-- Opening Marker --

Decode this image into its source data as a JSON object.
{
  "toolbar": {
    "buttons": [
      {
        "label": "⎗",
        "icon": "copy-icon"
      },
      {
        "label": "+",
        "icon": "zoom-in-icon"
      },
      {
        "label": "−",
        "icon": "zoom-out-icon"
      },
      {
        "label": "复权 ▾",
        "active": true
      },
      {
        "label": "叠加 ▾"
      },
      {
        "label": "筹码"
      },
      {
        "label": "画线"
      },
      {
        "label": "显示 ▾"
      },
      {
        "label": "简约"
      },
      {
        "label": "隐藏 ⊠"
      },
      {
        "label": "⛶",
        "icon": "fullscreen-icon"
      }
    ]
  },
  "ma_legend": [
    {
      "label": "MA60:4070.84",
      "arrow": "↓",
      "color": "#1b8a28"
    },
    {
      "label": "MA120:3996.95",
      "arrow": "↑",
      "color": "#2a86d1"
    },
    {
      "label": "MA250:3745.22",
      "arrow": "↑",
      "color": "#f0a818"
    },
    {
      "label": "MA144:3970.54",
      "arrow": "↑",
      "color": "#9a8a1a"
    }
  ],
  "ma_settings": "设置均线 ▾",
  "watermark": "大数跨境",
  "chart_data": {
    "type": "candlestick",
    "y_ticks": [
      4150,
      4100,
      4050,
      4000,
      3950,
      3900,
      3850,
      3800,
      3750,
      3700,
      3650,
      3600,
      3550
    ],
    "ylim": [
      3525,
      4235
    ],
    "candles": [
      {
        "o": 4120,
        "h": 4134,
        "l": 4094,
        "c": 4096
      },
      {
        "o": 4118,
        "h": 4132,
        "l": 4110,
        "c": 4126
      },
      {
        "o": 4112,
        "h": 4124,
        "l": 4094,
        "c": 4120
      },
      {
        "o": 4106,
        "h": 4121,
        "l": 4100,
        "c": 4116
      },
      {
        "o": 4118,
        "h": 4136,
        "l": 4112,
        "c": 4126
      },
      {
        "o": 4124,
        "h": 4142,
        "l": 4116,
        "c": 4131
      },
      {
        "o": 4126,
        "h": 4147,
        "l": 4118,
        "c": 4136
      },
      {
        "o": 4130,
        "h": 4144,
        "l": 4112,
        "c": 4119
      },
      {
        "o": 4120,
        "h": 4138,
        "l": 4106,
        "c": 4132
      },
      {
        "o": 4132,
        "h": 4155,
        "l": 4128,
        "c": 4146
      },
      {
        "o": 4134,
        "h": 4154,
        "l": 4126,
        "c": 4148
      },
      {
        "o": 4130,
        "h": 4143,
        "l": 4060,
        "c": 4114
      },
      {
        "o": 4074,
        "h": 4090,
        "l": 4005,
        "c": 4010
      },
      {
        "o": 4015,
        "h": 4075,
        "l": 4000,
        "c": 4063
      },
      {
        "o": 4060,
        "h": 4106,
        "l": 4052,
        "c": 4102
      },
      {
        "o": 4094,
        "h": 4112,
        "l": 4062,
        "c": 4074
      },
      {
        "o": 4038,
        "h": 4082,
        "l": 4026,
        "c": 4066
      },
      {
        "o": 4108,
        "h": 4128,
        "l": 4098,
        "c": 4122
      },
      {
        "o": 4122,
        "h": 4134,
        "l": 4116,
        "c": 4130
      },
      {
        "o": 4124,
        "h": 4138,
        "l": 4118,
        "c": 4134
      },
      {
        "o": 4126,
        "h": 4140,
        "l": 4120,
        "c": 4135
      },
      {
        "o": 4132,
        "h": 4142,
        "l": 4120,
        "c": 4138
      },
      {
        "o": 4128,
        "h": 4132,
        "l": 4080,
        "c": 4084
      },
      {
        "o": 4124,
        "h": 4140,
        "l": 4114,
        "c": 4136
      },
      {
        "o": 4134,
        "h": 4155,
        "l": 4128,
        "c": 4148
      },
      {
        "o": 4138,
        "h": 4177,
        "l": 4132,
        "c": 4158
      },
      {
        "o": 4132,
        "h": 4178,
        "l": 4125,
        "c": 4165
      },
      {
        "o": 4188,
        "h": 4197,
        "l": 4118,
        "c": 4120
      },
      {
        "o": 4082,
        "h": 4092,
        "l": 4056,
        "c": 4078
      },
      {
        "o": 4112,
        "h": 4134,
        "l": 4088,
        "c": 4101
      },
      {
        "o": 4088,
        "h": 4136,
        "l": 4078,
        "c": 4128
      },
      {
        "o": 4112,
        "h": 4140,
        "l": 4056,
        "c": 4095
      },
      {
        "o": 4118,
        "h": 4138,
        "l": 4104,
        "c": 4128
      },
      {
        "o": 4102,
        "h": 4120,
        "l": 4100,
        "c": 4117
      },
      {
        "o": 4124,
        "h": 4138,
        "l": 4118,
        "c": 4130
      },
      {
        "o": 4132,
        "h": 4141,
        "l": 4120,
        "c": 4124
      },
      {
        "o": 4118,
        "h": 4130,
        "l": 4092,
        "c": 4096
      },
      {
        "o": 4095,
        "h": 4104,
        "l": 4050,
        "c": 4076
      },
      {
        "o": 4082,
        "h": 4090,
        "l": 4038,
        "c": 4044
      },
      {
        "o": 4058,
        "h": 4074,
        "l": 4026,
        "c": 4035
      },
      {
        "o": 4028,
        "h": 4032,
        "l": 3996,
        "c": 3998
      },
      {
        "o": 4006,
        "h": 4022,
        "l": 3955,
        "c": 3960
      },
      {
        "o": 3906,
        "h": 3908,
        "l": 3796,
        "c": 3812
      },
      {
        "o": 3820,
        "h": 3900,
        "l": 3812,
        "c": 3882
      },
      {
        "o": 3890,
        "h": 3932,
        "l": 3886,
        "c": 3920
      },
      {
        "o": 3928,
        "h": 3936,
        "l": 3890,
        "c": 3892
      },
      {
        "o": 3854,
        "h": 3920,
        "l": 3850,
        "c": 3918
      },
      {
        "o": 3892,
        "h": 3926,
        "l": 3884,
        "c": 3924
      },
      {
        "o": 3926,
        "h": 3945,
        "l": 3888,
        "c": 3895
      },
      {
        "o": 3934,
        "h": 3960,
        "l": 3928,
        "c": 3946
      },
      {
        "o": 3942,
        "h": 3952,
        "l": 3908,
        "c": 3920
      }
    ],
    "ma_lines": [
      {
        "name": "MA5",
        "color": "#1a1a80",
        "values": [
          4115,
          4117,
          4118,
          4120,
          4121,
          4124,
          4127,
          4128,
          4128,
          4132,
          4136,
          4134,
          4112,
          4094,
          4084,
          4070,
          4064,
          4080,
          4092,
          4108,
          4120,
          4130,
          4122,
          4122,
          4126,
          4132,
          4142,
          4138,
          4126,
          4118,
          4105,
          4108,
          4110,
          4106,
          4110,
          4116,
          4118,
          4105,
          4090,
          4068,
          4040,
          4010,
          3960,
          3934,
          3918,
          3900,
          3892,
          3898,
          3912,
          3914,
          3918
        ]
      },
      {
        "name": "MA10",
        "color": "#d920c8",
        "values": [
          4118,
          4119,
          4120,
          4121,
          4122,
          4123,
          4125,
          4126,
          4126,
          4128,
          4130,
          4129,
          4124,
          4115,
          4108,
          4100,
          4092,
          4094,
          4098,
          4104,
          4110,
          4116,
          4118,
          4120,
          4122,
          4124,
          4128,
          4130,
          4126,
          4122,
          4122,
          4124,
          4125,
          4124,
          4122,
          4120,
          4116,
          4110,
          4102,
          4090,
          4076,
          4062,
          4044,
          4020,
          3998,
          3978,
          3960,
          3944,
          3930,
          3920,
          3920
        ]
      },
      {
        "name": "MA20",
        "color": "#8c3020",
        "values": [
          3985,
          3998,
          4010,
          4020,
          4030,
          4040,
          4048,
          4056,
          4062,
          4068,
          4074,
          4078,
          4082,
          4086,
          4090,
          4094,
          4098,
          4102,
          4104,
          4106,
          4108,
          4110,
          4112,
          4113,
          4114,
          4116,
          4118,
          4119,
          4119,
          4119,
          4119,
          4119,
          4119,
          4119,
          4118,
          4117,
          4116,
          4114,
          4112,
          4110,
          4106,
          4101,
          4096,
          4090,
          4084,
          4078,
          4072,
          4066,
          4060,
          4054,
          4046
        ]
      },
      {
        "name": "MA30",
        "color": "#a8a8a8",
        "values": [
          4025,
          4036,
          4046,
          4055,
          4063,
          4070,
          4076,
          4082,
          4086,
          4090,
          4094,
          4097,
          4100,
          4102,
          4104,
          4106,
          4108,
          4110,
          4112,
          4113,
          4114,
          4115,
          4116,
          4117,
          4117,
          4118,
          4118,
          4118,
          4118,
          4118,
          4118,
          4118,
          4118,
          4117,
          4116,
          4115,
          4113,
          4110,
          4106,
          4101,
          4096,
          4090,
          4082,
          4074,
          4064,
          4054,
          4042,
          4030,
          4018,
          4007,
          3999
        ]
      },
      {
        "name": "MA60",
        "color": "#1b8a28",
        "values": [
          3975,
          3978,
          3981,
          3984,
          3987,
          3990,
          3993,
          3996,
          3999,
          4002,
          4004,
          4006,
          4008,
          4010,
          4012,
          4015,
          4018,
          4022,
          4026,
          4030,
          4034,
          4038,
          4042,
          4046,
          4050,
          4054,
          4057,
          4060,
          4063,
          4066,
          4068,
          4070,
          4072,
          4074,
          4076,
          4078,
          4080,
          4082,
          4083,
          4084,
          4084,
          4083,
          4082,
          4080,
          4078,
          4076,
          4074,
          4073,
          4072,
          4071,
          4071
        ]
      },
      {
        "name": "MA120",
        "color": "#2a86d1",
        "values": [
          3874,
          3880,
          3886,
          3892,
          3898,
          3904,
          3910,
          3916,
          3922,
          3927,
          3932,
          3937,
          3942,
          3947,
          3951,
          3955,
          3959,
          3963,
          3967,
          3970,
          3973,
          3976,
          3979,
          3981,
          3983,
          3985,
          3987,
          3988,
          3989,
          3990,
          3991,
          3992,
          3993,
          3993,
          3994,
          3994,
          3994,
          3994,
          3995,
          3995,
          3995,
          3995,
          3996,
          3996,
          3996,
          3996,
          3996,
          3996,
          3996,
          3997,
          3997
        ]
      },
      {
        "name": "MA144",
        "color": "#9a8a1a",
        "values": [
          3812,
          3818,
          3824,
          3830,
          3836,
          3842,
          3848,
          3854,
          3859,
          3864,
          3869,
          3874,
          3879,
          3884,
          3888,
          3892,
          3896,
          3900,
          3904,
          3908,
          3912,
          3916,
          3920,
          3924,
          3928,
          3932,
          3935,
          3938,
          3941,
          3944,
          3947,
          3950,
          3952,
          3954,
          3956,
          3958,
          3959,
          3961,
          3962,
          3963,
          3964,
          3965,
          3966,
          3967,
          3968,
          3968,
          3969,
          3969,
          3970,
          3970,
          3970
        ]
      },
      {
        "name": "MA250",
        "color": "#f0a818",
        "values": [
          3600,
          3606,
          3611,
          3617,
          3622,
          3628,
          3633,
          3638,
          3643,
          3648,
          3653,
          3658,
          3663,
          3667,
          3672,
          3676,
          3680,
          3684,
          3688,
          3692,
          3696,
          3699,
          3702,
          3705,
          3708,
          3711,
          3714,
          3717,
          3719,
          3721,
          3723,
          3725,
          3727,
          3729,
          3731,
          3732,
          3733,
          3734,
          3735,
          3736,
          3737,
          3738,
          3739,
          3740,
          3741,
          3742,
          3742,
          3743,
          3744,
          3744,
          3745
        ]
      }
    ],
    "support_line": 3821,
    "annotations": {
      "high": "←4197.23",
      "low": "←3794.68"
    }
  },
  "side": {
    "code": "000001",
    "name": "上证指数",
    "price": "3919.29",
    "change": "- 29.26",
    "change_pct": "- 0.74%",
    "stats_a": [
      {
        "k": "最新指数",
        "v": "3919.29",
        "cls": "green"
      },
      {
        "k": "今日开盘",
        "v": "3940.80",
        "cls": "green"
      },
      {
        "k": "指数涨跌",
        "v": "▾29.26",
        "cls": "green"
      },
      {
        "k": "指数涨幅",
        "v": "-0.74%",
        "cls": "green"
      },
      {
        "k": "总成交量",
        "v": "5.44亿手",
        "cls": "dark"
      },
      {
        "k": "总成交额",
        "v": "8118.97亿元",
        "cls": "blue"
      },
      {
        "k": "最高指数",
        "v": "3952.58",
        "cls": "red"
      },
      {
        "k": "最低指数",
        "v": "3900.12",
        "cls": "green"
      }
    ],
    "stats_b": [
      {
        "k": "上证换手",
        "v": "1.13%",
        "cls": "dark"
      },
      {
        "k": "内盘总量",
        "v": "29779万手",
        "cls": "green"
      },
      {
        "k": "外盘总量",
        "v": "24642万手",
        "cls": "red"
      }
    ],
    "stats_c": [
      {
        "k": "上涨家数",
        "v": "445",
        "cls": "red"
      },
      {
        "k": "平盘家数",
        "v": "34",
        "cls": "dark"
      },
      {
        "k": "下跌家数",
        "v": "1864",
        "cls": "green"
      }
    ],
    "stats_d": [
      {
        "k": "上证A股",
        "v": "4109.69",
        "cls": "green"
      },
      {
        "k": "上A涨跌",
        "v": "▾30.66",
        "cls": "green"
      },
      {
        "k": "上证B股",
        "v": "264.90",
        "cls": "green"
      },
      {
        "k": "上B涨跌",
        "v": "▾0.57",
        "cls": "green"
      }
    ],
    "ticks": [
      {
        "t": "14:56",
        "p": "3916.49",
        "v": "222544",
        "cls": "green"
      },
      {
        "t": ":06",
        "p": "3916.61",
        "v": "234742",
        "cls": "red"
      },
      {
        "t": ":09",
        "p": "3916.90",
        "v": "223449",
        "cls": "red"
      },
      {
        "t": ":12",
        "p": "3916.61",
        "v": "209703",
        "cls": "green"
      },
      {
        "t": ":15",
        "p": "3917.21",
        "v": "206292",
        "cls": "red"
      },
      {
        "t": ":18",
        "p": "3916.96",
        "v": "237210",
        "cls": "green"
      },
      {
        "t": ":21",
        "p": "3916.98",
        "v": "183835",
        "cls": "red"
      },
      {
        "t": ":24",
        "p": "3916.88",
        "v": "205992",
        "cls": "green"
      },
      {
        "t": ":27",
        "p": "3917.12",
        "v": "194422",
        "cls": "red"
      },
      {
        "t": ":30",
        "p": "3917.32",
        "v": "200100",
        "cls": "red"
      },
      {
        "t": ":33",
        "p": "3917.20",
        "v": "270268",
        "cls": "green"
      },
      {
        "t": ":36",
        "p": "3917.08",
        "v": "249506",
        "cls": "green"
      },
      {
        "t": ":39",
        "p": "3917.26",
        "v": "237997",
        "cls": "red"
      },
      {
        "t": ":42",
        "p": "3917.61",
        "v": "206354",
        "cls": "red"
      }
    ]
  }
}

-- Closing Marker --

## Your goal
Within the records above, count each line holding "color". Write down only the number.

## Task answer
12